If the case proceeds to a jury trial and the plaintiff is successful, he or she may also be entitled to prejudgment interest on the damages award entered by the jury.

Facts of the Case

In a recent federal case, the plaintiffs obtained a jury verdict against the defendants, an equipment company and another business, awarding them $8,250,000 in damages for injuries suffered due to the defendants’ negligence. Thereafter, the plaintiffs filed a motion seeking 12% prejudgment interest on the total amount of the judgment from February 25, 2015, until the day the judgment was entered. The defendants opposed the motion, arguing that the portions of the jury’s verdict pertaining to future lost earnings and future medical and personal care were not subject to prejudgment interest. Continue reading

Unlike other personal injury and wrongful death lawsuits, Massachusetts medical malpractice claims must be reviewed by a special tribunal before they may proceed in a regular courtroom. If the tribunal does not believe the claim has merit, the plaintiff has the option of filing a bond and continuing with his or her case. A recent appellate court decision dealt with this procedure, answering the question of whether the bond has to be in cash or whether a surety bond will suffice.Facts of the Case

In the recently reviewed appellate case, the plaintiff was a man who sought to recover compensation for an alleged act of medical negligence by the defendant health care provider. He commenced his action pursuant to Massachusetts General Laws chapter 231, § 60B, and a medical malpractice tribunal was convened to review the evidence against the defendant. After consideration, the tribunal concluded that the plaintiff had not presented sufficient evidence to raise a legitimate question of liability appropriate for judicial inquiry, as required under Massachusetts law.

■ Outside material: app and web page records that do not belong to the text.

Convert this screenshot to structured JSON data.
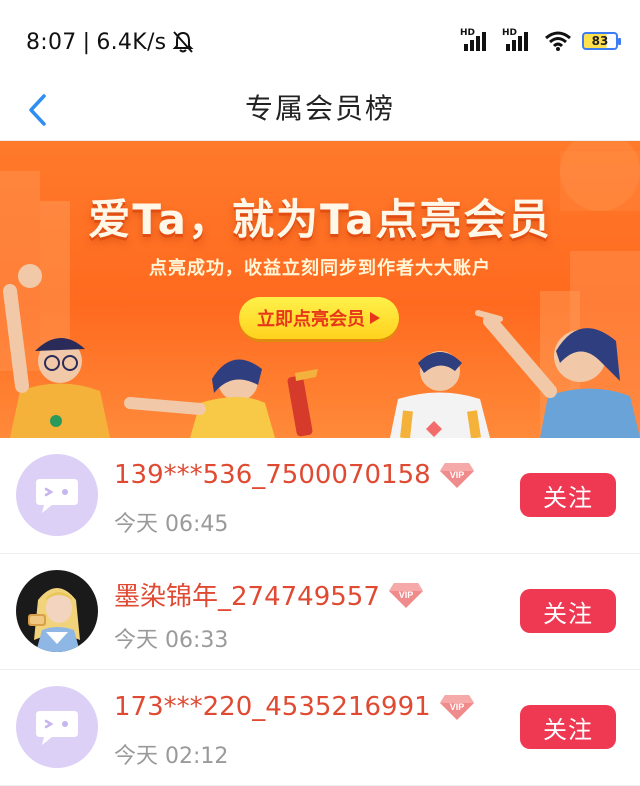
{
  "status_bar": {
    "time": "8:07",
    "speed": "6.4K/s",
    "battery": "83",
    "hd_label": "HD",
    "icons": [
      "bell-off-icon",
      "signal-icon",
      "signal-icon",
      "wifi-icon",
      "battery-icon"
    ]
  },
  "header": {
    "title": "专属会员榜",
    "back_icon": "chevron-left-icon"
  },
  "banner": {
    "headline": "爱Ta，就为Ta点亮会员",
    "subtitle": "点亮成功，收益立刻同步到作者大大账户",
    "cta": "立即点亮会员",
    "colors": {
      "bg": "#ff6a1f",
      "cta_bg": "#ffe02e",
      "cta_text": "#e8361a"
    }
  },
  "members": [
    {
      "name": "139***536_7500070158",
      "time": "今天 06:45",
      "follow_label": "关注",
      "badge": "VIP",
      "avatar": "default"
    },
    {
      "name": "墨染锦年_274749557",
      "time": "今天 06:33",
      "follow_label": "关注",
      "badge": "VIP",
      "avatar": "photo"
    },
    {
      "name": "173***220_4535216991",
      "time": "今天 02:12",
      "follow_label": "关注",
      "badge": "VIP",
      "avatar": "default"
    }
  ],
  "colors": {
    "name_text": "#e04a32",
    "follow_button": "#ef3852",
    "avatar_default_bg": "#ddd0f6"
  }
}
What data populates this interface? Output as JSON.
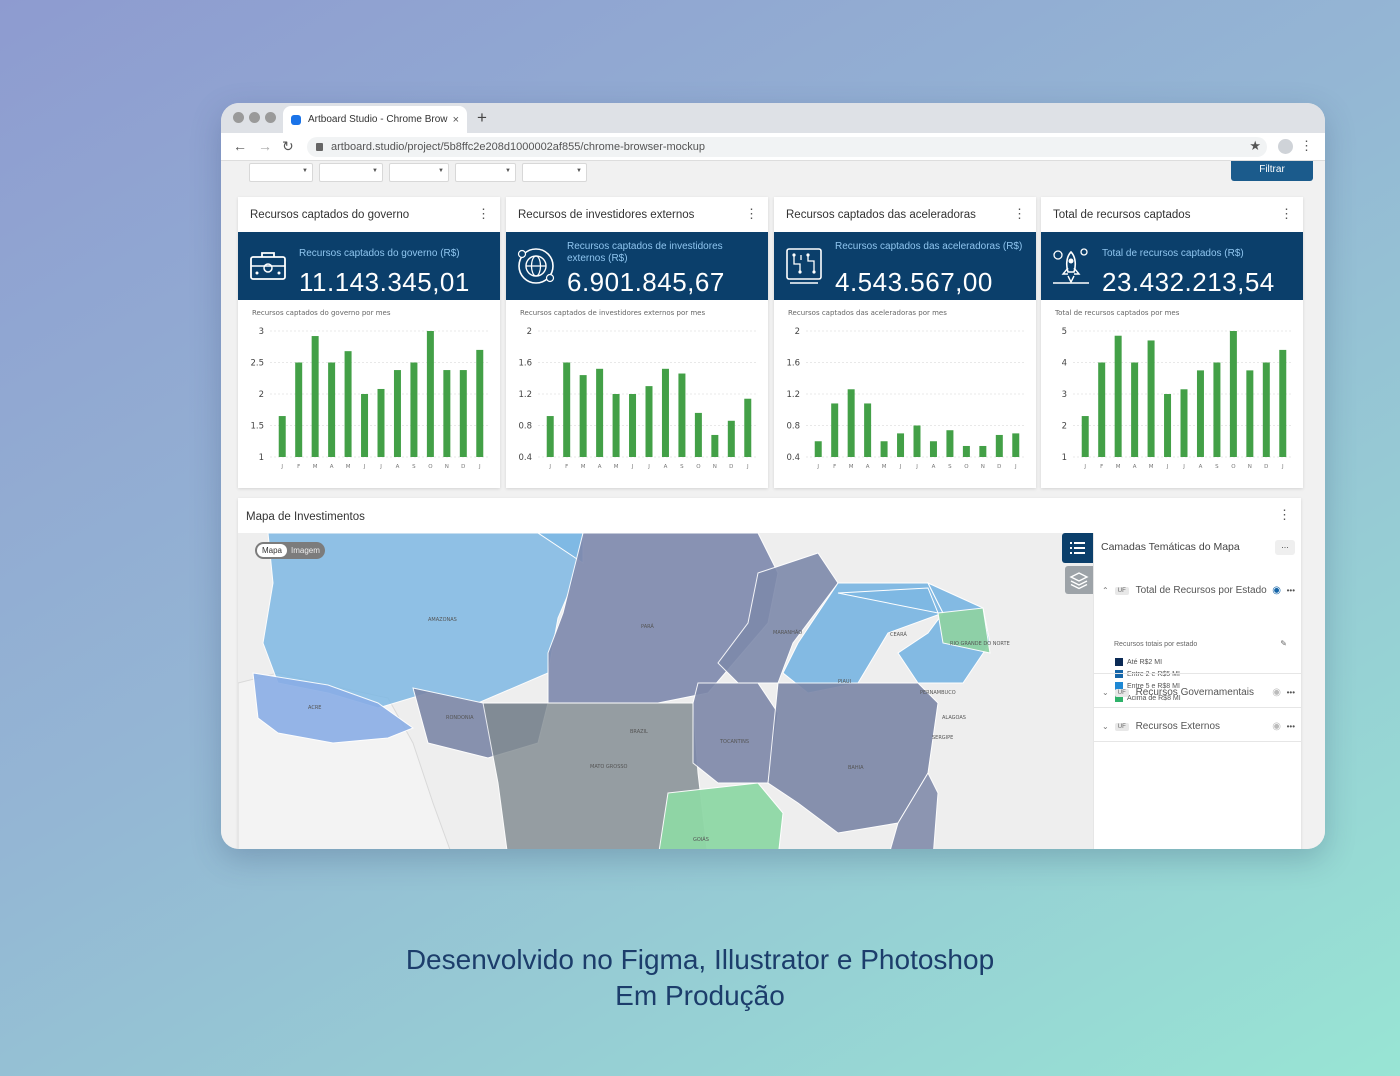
{
  "browser": {
    "tab_title": "Artboard Studio - Chrome Brow",
    "tab_close": "×",
    "new_tab": "+",
    "url": "artboard.studio/project/5b8ffc2e208d1000002af855/chrome-browser-mockup",
    "nav": {
      "back": "←",
      "forward": "→",
      "reload": "↻"
    },
    "star": "★",
    "menu": "⋮"
  },
  "filters": {
    "button_label": "Filtrar"
  },
  "cards": [
    {
      "title": "Recursos captados do governo",
      "kpi_label": "Recursos captados do governo (R$)",
      "kpi_value": "11.143.345,01",
      "icon": "briefcase-icon",
      "chart_title": "Recursos captados do governo por mes"
    },
    {
      "title": "Recursos de investidores externos",
      "kpi_label": "Recursos captados de investidores externos (R$)",
      "kpi_value": "6.901.845,67",
      "icon": "globe-money-icon",
      "chart_title": "Recursos captados de investidores externos por mes"
    },
    {
      "title": "Recursos captados das aceleradoras",
      "kpi_label": "Recursos captados das aceleradoras (R$)",
      "kpi_value": "4.543.567,00",
      "icon": "circuit-board-icon",
      "chart_title": "Recursos captados das aceleradoras por mes"
    },
    {
      "title": "Total de recursos captados",
      "kpi_label": "Total de recursos captados (R$)",
      "kpi_value": "23.432.213,54",
      "icon": "rocket-money-icon",
      "chart_title": "Total de recursos captados por mes"
    }
  ],
  "chart_data": [
    {
      "type": "bar",
      "title": "Recursos captados do governo por mes",
      "categories": [
        "J",
        "F",
        "M",
        "A",
        "M",
        "J",
        "J",
        "A",
        "S",
        "O",
        "N",
        "D",
        "J"
      ],
      "values": [
        1.65,
        2.5,
        2.92,
        2.5,
        2.68,
        2.0,
        2.08,
        2.38,
        2.5,
        3.0,
        2.38,
        2.38,
        2.7
      ],
      "yticks": [
        "3",
        "2.5",
        "2",
        "1.5",
        "1"
      ],
      "ylim": [
        1,
        3
      ],
      "color": "#43a047"
    },
    {
      "type": "bar",
      "title": "Recursos captados de investidores externos por mes",
      "categories": [
        "J",
        "F",
        "M",
        "A",
        "M",
        "J",
        "J",
        "A",
        "S",
        "O",
        "N",
        "D",
        "J"
      ],
      "values": [
        0.92,
        1.6,
        1.44,
        1.52,
        1.2,
        1.2,
        1.3,
        1.52,
        1.46,
        0.96,
        0.68,
        0.86,
        1.14
      ],
      "yticks": [
        "2",
        "1.6",
        "1.2",
        "0.8",
        "0.4"
      ],
      "ylim": [
        0.4,
        2
      ],
      "color": "#43a047"
    },
    {
      "type": "bar",
      "title": "Recursos captados das aceleradoras por mes",
      "categories": [
        "J",
        "F",
        "M",
        "A",
        "M",
        "J",
        "J",
        "A",
        "S",
        "O",
        "N",
        "D",
        "J"
      ],
      "values": [
        0.6,
        1.08,
        1.26,
        1.08,
        0.6,
        0.7,
        0.8,
        0.6,
        0.74,
        0.54,
        0.54,
        0.68,
        0.7
      ],
      "yticks": [
        "2",
        "1.6",
        "1.2",
        "0.8",
        "0.4"
      ],
      "ylim": [
        0.4,
        2
      ],
      "color": "#43a047"
    },
    {
      "type": "bar",
      "title": "Total de recursos captados por mes",
      "categories": [
        "J",
        "F",
        "M",
        "A",
        "M",
        "J",
        "J",
        "A",
        "S",
        "O",
        "N",
        "D",
        "J"
      ],
      "values": [
        2.3,
        4.0,
        4.85,
        4.0,
        4.7,
        3.0,
        3.15,
        3.75,
        4.0,
        5.0,
        3.75,
        4.0,
        4.4
      ],
      "yticks": [
        "5",
        "4",
        "3",
        "2",
        "1"
      ],
      "ylim": [
        1,
        5
      ],
      "color": "#43a047"
    }
  ],
  "map": {
    "title": "Mapa de Investimentos",
    "toggle_on": "Mapa",
    "toggle_off": "Imagem",
    "panel_title": "Camadas Temáticas do Mapa",
    "panel_dots": "...",
    "layers": [
      {
        "uf": "UF",
        "name": "Total de Recursos por Estado",
        "sub": "Recursos totais por estado"
      },
      {
        "uf": "UF",
        "name": "Recursos Governamentais"
      },
      {
        "uf": "UF",
        "name": "Recursos Externos"
      }
    ],
    "legend": [
      {
        "label": "Até R$2 MI",
        "color": "#0b2a55"
      },
      {
        "label": "Entre 2 e R$5 MI",
        "color": "#1565a8"
      },
      {
        "label": "Entre 5 e R$8 MI",
        "color": "#1e88d4"
      },
      {
        "label": "Acima de R$8 MI",
        "color": "#2fb26a"
      }
    ],
    "region_labels": {
      "amazonas": "AMAZONAS",
      "acre": "ACRE",
      "rondonia": "RONDONIA",
      "para": "PARÁ",
      "maranhao": "MARANHÃO",
      "piaui": "PIAUI",
      "ceara": "CEARÁ",
      "rn": "RIO GRANDE DO NORTE",
      "pernambuco": "PERNAMBUCO",
      "alagoas": "ALAGOAS",
      "sergipe": "SERGIPE",
      "bahia": "BAHIA",
      "tocantins": "TOCANTINS",
      "mt": "MATO GROSSO",
      "goias": "GOIÁS",
      "brazil": "BRAZIL"
    }
  },
  "caption": {
    "line1": "Desenvolvido no Figma, Illustrator e Photoshop",
    "line2": "Em Produção"
  }
}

Under Massachusetts law, a would-be plaintiff whose claim is rejected by the medical malpractice tribunal has the option of posting a $6,000 bond and then pursuing his or her claim through the usual judicial process. Rather than post the $6,000 bond in cash, however, the plaintiff posted a “surety bond,” which cost him only $120 out-of-pocket. The defendant moved to strike the surety bond and dismiss the plaintiff’s complaint. The trial court judge allowed the motion and then reported the situation to the appeals court, who then transferred the case to the appellate tribunal on its own initiative.

Most Cape Cod automobile accident and other personal injury cases are settled outside of court. In most situations, the parties are eventually able to reach an agreement concerning issues like liability and the damages to which the plaintiff is entitled for medical expenses, pain and suffering, lost earnings, and the like.

Some cases, however, cannot be settled and must proceed to trial. It is not unusual for the party that finds himself or herself on the losing end of the jury’s verdict to appeal from the trial court’s decision. However, having a entry of judgment upon a jury’s verdict set aside on appeal can be a difficult task.

Facts of the Case

In a recent (unreported) case, the plaintiff was a woman who claimed that she sustained serious personal injuries as a result of an accident that was allegedly caused by the defendant’s lack of reasonable care in exiting his vehicle. The case was tried to a jury and resulted in a defense verdict. The plaintiff appealed, arguing that the trial court judge mishandled his “gatekeeper function” with regard to an expert witness called by the defendant and/or that the plaintiff was deprived of a fair trial. Continue reading